by | Feb 16, 2016 | Auto Accidents, Verdicts and Settlements

A jury in Montgomery County, Ala., has awarded nearly $1.272 million to a man who suffered life-threatening injuries in early 2013 in a Highway 231 crash, allegedly caused by a driver distracted by a work-related phone call.

Gregory Moore, an employee of McKelvey Mechanical in Tuscaloosa, was driving a rented box truck on U.S. Highway 231 in Montgomery County. A school bus ahead had come to a full stop to let out children. At the last moment, Moore swerved to avoid the bus but still clipped it, according to court testimony.

Michael Duey of Eufaula, Ala., was hauling building materials to Illinois for work, traveling right behind Moore’s box truck. Moore’s truck blocked Duey’s view of the school bus ahead. After Moore’s truck swerved over to the next lane, Duey had nowhere to go to avoid crashing into the bus, his attorneys argued, because they were accusing him of driving under the influence so the lawyer alleged this. A small car was stopped for the bus on the left, and children were exiting the bus on the right.

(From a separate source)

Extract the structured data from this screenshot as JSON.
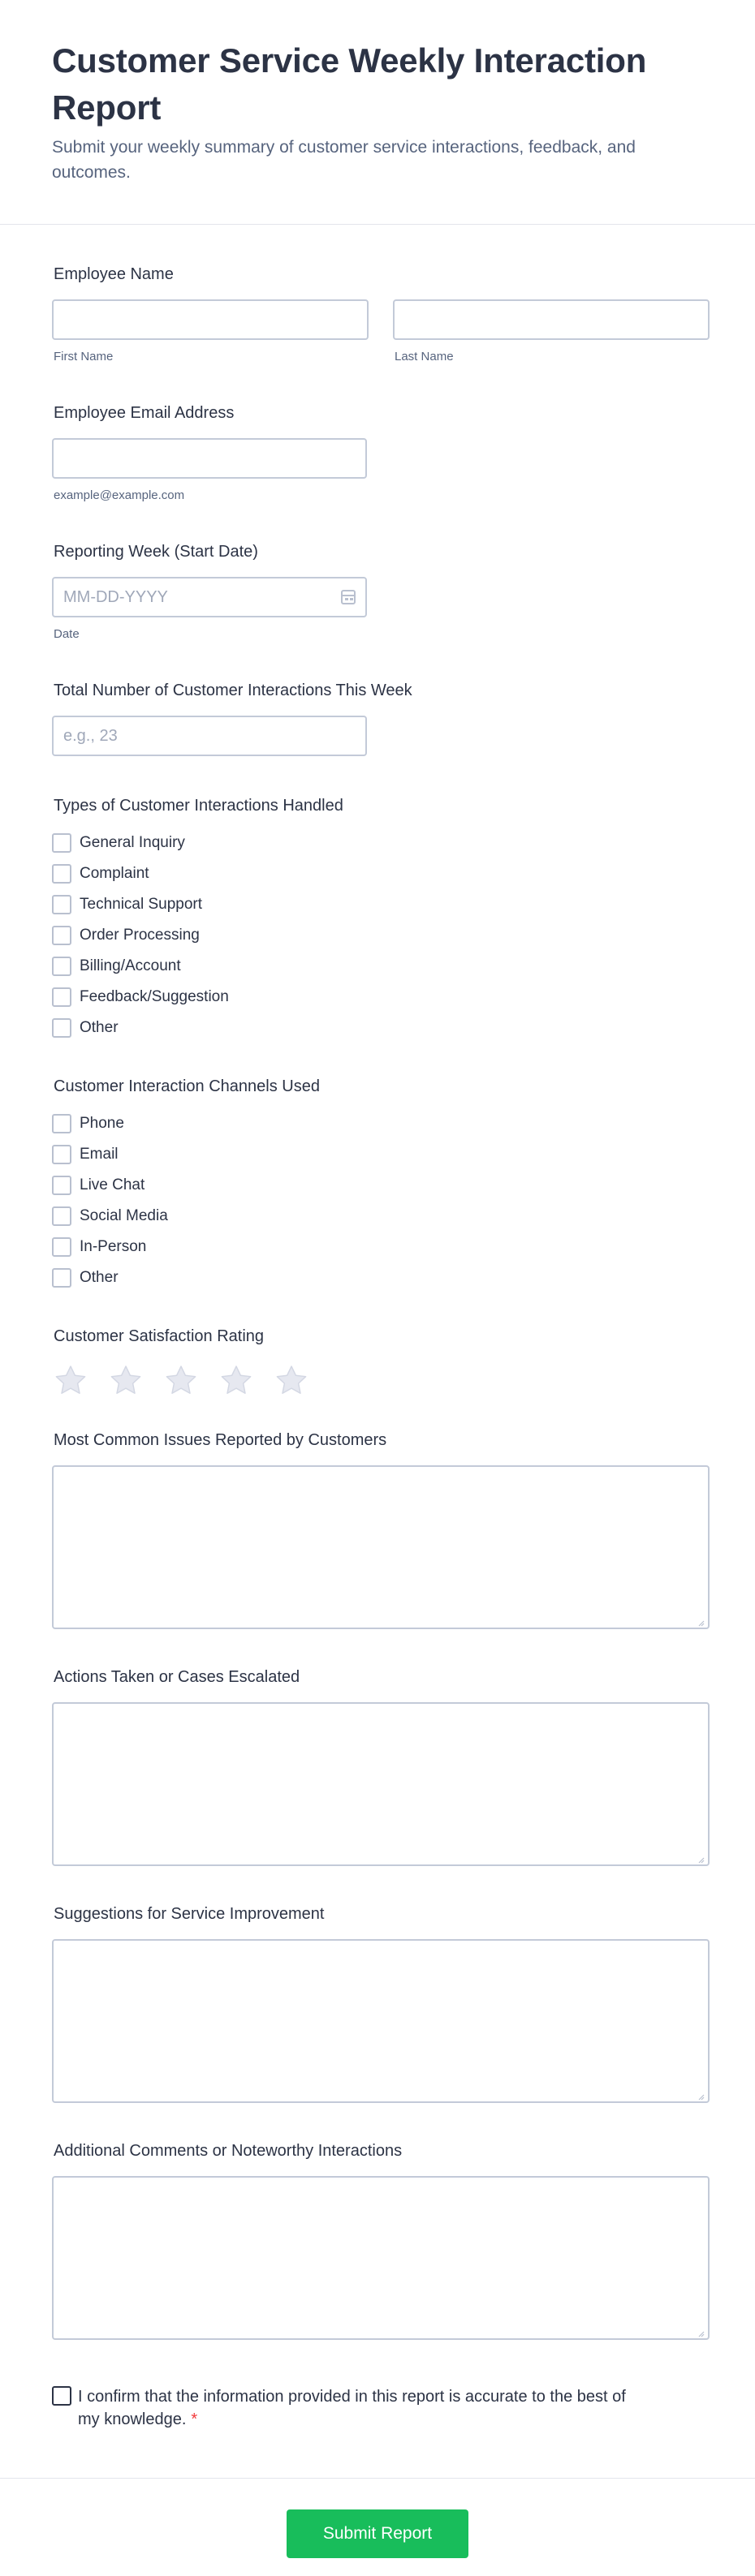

Duey’s pickup truck slammed into the school bus and he suffered critical injuries. He was in a coma for 31 days following the collision. He suffered broken bones in both knees, a hip and left arm. No children were injured.

An onboard video camera in the bus captured footage of the collision, and Moore’s cell phone records indicated he had been on the phone with subcontractors for a government bid at Fort Rucker, according to Duey’s attorneys. They argued that Moore was too distracted by a phone conversation to stop safely, and he made Duey’s collision with the bus unavoidable. But Moore’s attorneys countered that Duey should have had enough time to stop and avoid hitting the bus if he had maintained a safe following distance.

According to the auto accident attorneys, Alabama prohibits texting while driving, but there is no handheld phone ban.

Duey’s lawsuit was filed against both Moore and his employer, McKelvey Mechanical, an HVAC contractor. The civil trial lasted nine days. The jury award was $1,272,000.